Hygienic Ditches and Tiles against the Disabled

Water moats around mediaeval castles were understandable. Nowadays, shallow moats are built around bathing pools. These are understandable too - hygienically - as protection for the pool water from people with dirty feet. But if the moats around pools are the only passage from changerooms and showers to the pool, such moats discriminate against even the cleanest disabled persons using wheelchairs, indispensable orthopaedic apparatuses on their legs, or amputees who cannot walk without prosthetic compensation. Furthermore, a person using crutches cannot risk the consequences of slipping and sliding on their crutches in the moat or on the wet tiles in front and in back of the moat, even if the crutches are fitted with non-slip rubber stops. These people who are excluded from pools by such moats, are those who need the free movement possible in pools more than other citizens.
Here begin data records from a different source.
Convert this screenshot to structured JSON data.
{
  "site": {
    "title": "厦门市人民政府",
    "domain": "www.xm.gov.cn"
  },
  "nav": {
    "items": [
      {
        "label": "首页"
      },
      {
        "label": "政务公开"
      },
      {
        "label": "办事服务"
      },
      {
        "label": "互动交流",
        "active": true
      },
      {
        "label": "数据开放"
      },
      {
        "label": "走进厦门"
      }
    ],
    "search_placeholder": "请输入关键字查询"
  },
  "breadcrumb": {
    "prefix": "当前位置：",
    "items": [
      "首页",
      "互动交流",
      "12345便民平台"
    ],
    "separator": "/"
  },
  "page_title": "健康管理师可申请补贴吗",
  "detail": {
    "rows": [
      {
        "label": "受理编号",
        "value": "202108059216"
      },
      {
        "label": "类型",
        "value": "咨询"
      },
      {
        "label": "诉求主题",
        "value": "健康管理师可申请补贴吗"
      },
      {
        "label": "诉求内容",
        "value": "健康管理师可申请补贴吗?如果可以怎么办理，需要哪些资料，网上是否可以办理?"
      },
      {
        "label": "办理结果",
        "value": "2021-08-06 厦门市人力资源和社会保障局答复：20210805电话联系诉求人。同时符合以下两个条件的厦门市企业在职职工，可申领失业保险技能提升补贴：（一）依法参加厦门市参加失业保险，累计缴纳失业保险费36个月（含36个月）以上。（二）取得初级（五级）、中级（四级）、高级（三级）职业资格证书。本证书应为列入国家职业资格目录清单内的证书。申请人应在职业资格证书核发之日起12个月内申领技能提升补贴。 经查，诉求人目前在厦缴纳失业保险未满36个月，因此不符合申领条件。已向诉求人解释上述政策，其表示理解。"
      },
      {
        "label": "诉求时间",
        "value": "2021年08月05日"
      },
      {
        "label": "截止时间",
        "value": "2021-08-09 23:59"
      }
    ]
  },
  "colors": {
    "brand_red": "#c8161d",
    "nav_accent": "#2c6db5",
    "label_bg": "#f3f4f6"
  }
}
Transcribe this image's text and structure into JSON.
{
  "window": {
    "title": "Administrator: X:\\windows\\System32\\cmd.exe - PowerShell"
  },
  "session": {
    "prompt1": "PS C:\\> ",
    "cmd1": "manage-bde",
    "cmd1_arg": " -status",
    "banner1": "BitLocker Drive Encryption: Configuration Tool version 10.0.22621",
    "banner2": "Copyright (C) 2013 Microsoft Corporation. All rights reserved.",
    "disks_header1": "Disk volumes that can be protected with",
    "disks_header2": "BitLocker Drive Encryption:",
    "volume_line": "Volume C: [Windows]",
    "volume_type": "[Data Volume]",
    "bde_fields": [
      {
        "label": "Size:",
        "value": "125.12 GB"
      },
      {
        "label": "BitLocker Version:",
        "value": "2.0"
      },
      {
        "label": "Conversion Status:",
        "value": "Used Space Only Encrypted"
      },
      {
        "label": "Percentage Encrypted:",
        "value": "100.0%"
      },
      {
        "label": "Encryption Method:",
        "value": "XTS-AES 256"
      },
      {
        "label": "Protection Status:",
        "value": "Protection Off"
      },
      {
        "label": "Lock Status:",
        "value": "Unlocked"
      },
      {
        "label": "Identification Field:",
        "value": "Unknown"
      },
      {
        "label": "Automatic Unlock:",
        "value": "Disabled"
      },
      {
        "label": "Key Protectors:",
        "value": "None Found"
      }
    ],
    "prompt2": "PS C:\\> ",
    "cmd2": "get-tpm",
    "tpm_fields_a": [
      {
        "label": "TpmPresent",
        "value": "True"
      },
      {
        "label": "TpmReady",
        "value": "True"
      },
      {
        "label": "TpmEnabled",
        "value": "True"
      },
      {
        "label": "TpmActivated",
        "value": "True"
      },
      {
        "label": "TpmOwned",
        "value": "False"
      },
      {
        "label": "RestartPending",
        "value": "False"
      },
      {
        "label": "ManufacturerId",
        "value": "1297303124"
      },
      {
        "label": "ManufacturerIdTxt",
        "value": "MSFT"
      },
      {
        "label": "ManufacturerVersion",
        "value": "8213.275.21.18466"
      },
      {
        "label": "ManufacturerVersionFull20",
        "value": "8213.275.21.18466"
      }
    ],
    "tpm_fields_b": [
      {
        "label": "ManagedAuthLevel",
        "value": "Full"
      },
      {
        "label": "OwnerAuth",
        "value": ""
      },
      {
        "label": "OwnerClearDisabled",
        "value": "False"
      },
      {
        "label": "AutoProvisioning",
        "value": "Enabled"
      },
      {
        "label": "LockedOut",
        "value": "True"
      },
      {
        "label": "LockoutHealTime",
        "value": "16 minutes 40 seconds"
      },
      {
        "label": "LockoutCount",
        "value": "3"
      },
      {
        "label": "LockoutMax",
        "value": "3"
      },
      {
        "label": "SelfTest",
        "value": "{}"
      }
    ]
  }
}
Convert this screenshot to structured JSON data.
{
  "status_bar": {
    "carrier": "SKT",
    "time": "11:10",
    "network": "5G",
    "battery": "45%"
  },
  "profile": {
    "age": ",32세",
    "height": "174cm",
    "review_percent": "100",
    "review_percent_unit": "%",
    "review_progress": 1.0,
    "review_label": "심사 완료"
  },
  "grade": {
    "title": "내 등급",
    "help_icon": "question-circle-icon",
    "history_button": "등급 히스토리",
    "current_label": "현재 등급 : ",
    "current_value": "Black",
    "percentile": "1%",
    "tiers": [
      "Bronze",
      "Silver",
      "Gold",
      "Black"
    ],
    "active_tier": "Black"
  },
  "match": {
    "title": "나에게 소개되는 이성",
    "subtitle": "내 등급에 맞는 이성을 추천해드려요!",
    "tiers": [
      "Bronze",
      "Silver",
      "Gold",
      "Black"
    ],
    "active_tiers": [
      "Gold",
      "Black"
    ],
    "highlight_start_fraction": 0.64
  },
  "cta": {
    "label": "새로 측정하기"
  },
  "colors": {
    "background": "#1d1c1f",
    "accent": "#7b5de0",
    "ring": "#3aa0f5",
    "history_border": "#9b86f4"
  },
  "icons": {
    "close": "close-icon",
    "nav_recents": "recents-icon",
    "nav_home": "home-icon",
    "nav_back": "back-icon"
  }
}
Water in pools is an anti-gravity paradise for persons with paralyzed limbs. At least one of the public pools in every town should be accessible to persons using wheelchairs and crutches.

People whose walking is unstable know some other common slippery situations. While children look forward to skating across ice-covered ground, old and disabled persons fear winter and its slippery roads and pavements. Even a pleasant, smiling cleaning woman becomes a dangerous witch as she cheerily waves her wet mop over smooth floors. People using crutches sometimes envy dogs for their natural rights, when they find themselves excluded from public rest rooms whose smooth wet tiles have become ice-rinks. These people are also not fond of the new pseudo-mediaeval paving which are used today to replace asphalt streets between buildings in old restored city centers, even though it conforms wonderfully to the basic aesthetic law of contrasts: adjacent plain and decorated surfaces, rough and smooth, etc.

The application of this aesthetic law, when restoring old areas of towns and cities, should be in harmony with the aesthetic relativity and practical needs of persons with disabilities, and not, as is apparent today, an aesthetic compromise between disabled and non-disabled people.

Prague CIB Report Contents | About CIB